Another measure is a contact statement allowing adopted persons to regulate contact if desired—so facilitating adoptees and natural parents to find each other. In Victoria, we had restrictions on releasing the identifying information. Adult adopted people were entitled to receive information only about their origins—which was the name of their birth parents—whereas the new measure will facilitate greater freedom and access to information. There will also be enhanced support for access to specialised counselling to be available not only in metro areas but in rural and regional Victoria. That is exciting, and that shows the benefits of a coalition response in terms of ensuring that all those affected will be able to access specialised counselling. It is not just access to counselling that will be available; the minister announced professional development, specifically around the issue of postadoption psychotherapy so that those who need assistance can get it. They also removed fees. It used to cost people to find out the truth, so that is a welcome addition by the Victorian coalition government.

I commend those people who shared their journeys and their experiences with us at a Senate inquiry but also with Minister Wooldridge, the Premier and the Deputy Premier on the day. By speaking out, we uncover that which is hidden, and that is sometimes our role as leaders in the community. The submissions to the Senate inquiry show that it is clear that these experiences are not easy to cope with over time, and sometimes that makes it worse. So I am glad that there is some practical assistance to the people of Victoria.

One of the reasons I am so proud of my state and the state coalition government is because of the bipartisan approach to the apology.
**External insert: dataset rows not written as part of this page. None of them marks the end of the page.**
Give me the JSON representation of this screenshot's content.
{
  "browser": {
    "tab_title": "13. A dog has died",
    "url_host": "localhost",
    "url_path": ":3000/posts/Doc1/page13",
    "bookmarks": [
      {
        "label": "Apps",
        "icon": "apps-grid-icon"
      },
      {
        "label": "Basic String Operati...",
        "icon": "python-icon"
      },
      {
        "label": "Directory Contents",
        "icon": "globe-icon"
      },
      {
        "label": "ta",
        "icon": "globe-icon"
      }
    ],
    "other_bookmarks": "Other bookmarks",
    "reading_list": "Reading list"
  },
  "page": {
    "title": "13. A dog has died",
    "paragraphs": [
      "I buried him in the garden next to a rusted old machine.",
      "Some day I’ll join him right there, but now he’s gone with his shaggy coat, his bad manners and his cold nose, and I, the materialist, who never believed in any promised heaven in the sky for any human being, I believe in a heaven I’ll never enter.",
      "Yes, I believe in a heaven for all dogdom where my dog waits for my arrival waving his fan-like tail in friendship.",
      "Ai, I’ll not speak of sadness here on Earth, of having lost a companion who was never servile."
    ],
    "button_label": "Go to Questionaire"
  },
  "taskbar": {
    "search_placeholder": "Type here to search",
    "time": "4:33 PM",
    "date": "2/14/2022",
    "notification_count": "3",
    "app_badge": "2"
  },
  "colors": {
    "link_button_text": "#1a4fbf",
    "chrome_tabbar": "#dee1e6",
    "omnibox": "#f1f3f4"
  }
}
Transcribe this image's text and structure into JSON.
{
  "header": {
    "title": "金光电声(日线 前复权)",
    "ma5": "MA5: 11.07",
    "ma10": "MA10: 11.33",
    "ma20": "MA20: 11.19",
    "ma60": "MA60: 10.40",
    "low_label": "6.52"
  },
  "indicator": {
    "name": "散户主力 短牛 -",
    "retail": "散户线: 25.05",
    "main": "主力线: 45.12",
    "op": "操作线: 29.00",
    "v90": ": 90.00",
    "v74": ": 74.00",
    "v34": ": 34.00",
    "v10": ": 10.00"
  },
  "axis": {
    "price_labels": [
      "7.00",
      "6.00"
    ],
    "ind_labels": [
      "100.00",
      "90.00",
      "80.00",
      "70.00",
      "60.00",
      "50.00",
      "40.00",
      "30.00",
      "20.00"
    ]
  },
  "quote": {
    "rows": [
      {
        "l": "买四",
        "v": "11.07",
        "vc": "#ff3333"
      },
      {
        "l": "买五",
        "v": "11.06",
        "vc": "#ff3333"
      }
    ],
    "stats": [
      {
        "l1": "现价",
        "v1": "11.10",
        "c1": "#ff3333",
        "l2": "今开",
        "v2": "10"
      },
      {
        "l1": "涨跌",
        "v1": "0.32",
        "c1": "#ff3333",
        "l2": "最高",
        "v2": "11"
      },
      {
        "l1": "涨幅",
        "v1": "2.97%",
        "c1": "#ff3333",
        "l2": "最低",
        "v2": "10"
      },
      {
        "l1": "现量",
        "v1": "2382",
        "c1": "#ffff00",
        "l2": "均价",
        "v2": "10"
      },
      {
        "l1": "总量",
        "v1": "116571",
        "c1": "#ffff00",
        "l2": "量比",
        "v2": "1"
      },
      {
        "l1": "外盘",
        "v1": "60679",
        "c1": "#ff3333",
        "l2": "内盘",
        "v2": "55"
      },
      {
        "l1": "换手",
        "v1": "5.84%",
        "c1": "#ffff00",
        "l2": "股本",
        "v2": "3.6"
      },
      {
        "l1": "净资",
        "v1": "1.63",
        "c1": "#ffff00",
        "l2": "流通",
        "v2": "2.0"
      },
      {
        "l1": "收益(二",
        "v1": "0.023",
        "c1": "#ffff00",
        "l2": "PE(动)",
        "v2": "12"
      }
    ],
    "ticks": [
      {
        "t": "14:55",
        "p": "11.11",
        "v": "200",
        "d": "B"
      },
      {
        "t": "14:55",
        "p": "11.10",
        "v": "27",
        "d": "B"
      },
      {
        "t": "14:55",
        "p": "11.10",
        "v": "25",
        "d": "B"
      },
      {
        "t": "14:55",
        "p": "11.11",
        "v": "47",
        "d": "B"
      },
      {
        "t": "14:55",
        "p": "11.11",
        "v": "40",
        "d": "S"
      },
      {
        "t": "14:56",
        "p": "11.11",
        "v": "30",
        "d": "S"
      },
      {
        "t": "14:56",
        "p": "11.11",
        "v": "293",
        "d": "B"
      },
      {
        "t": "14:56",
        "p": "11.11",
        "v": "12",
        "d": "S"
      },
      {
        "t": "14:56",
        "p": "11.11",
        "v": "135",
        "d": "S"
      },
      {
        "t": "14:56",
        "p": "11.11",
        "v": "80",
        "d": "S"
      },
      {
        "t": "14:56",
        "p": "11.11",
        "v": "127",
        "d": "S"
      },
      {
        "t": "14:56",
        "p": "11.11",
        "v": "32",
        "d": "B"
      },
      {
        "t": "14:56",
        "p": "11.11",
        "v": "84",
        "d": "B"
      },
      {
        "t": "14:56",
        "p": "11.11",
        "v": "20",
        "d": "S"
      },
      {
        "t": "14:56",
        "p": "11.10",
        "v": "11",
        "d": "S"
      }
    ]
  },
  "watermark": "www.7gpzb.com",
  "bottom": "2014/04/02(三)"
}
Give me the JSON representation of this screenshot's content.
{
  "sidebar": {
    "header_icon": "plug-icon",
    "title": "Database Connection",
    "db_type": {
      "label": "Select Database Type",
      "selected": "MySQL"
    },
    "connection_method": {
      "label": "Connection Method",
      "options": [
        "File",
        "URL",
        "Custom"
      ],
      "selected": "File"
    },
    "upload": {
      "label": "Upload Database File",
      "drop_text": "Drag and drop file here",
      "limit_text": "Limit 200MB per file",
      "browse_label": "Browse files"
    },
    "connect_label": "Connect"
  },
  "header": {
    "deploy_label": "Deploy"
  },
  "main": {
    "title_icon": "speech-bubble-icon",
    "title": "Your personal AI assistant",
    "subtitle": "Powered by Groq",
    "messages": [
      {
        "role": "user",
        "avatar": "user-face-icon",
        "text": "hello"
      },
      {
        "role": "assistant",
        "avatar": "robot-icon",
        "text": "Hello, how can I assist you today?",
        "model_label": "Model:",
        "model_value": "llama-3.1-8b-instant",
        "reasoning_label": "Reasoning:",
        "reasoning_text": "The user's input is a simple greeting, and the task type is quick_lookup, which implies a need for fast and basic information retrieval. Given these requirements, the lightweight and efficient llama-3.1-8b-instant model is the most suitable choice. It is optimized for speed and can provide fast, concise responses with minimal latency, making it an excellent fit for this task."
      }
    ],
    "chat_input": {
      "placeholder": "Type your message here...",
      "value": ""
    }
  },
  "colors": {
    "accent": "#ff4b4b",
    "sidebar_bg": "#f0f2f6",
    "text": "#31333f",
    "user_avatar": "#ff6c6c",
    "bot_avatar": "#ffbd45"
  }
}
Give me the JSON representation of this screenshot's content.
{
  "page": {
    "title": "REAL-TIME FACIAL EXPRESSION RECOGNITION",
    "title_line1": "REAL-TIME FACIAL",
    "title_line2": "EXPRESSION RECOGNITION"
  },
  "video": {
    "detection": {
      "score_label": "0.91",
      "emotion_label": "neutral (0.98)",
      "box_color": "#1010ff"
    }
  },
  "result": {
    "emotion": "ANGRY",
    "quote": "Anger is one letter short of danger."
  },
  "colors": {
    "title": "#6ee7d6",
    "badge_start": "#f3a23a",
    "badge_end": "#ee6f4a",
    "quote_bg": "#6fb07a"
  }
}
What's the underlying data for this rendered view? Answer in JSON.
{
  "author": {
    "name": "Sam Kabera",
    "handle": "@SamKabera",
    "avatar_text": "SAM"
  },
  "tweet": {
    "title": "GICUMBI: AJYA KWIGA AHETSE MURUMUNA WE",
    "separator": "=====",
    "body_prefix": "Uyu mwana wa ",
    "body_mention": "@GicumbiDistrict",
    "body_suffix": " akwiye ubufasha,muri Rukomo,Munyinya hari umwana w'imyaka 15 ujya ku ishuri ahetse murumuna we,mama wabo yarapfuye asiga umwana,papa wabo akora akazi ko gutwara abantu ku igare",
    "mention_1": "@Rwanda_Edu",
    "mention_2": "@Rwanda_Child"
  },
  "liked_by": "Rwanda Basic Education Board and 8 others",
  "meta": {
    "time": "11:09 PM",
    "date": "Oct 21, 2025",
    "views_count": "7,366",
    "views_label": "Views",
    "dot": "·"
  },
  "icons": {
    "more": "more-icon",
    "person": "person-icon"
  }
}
Every party leader stood behind it. Sometimes when we are living in the environment we operate in, our positions can be poles apart, but on this matter all parliamentarians were united, and I think that says a lot about the leadership of not only Minister Wooldridge and Premier Ted Baillieu but all leaders of the party within the Victorian state parliament.

Sittings suspended from 13:54 to 14:00